## EXERCISE AIM
Using the records below, locate all lines containing "curtidas" and return them.

[Component data from apps and pages]
----

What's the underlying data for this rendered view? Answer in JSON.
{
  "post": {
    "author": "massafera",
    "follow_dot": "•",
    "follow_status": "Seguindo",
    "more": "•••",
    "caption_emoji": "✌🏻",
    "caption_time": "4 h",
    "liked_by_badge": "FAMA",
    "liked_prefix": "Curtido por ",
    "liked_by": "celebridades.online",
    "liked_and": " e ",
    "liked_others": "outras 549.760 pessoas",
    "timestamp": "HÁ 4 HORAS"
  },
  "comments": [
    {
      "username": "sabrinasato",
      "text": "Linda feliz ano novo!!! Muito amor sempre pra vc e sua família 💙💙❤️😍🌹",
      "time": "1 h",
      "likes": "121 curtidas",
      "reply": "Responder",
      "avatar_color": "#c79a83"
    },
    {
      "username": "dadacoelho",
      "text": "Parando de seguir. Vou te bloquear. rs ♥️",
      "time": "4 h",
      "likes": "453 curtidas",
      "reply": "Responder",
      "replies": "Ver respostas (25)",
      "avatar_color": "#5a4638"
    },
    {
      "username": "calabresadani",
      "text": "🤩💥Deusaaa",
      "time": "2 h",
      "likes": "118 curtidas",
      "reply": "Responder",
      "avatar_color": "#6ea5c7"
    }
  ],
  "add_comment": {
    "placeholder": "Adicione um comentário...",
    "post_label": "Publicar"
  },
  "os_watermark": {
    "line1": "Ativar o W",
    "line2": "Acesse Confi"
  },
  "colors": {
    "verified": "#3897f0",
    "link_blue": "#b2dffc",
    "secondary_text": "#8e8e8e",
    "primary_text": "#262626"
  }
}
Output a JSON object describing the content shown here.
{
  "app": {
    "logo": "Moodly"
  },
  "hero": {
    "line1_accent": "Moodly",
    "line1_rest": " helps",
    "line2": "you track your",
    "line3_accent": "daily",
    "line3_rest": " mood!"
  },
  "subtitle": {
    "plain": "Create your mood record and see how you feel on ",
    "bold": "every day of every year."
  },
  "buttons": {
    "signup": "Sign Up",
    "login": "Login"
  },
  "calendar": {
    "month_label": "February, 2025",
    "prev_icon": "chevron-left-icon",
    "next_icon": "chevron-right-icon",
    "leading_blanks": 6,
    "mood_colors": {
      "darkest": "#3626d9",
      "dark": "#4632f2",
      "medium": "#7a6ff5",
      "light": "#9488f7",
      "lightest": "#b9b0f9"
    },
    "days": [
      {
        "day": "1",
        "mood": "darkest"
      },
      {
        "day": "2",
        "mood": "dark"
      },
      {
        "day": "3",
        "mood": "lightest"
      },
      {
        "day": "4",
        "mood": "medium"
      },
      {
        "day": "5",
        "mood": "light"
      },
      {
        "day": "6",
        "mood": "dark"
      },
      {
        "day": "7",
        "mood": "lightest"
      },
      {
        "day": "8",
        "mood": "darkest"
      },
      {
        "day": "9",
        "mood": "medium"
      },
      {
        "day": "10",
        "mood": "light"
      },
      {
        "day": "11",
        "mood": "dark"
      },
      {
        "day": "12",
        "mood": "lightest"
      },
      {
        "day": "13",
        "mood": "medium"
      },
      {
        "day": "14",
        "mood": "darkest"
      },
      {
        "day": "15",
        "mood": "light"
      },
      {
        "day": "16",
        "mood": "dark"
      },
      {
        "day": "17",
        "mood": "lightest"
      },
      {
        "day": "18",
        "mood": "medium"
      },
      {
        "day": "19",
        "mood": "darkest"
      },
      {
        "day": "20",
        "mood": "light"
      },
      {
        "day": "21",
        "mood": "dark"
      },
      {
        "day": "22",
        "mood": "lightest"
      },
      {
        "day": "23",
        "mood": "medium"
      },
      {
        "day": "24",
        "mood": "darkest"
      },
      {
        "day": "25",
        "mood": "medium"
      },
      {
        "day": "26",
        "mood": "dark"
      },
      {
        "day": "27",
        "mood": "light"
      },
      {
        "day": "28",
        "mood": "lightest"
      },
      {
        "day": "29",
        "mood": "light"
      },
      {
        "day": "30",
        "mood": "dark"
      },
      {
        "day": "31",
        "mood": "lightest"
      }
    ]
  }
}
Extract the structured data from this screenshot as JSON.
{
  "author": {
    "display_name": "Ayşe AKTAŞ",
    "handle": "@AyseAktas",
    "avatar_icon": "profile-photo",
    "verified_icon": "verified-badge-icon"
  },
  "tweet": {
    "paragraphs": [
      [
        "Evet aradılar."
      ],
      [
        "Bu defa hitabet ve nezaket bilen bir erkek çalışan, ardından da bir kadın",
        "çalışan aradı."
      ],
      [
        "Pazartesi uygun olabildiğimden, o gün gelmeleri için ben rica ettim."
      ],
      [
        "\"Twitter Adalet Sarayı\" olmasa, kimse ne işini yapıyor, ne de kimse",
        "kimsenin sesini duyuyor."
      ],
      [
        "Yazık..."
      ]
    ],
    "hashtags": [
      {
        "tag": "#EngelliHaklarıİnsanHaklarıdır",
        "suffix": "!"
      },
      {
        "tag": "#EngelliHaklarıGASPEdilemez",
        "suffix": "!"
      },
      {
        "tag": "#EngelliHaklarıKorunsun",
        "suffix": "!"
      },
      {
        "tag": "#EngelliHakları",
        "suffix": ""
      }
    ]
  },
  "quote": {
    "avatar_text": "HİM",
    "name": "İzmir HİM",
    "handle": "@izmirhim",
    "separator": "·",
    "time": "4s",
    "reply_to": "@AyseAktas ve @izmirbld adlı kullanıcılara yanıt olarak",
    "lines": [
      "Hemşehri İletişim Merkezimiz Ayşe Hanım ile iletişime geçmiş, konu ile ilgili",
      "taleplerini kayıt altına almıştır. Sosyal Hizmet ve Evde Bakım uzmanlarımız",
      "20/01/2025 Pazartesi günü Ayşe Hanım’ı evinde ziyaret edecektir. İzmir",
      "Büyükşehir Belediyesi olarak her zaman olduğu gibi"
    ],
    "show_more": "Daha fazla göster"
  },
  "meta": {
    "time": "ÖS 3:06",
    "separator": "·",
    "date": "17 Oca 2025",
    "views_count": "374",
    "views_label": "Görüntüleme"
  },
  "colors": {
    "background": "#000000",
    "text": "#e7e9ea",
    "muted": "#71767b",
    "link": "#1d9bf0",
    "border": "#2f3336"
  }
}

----

## ANSWER SECTION
      "likes": "121 curtidas",
      "likes": "453 curtidas",
      "likes": "118 curtidas",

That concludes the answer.